Boeing announced on Monday that it will suspend production of the 737 MAX in January.
The company says it is temporary and is not making any predictions on how long it could last.
“As we have previously said, the FAA and global regulatory authorities determine the timeline for certification and return to service,” Boeing said in a news release. “We remain fully committed to supporting this process.”
The company’s timetable for bringing back the MAX has repeatedly proved too optimistic. In September, CEO Dennis Muilenburg predicted that the plane would be flying by about October.
“I know there is a lot of pressure to return this aircraft to service quickly,” FAA Administrator Stephen Dickson said in November in a video for agency employees, “but I want you to know, and I want you to take the time you need and focus solely on safety.”
Boeing said it has no plans for layoffs. Employees will continue 737-related work, or be temporarily assigned to other teams around the region.
Since the grounding, Boeing said it has continued to build new airplanes. There are 400 737 MAX airplanes in storage.
The 737 MAX was grounded in March after two crashes that killed 346 people. The first crash included a Lion Air Max that crashed Oct. 29, 2018. The second was six months later with an Ethiopian Airlines Max on March 10.
Boeing reported in October that third-quarter earnings fell 51% to $1.17 billion.
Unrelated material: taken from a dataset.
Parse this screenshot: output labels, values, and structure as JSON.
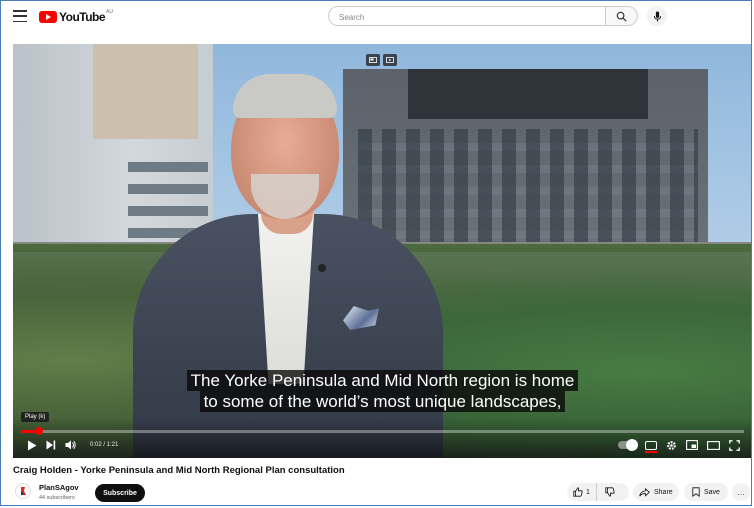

It added another $900 million in costs for the Max, and deliveries of new planes tumbled from a year ago.
Boeing cited uncertainty around global trade in saying it will cut monthly production of the larger 787 jet from 14 a month to 12 for about two years, starting in 2019. In September, Muilenburg warned that trade tension with China — the company’s biggest foreign market — threatened sales of widebody planes like the 787.
And Boeing said it aims to begin delivering the newest version of its big 777 airliner in early 2021. Problems with engines made by General Electric have delayed test flights for the 777X.
The Associated Press contributed to this report.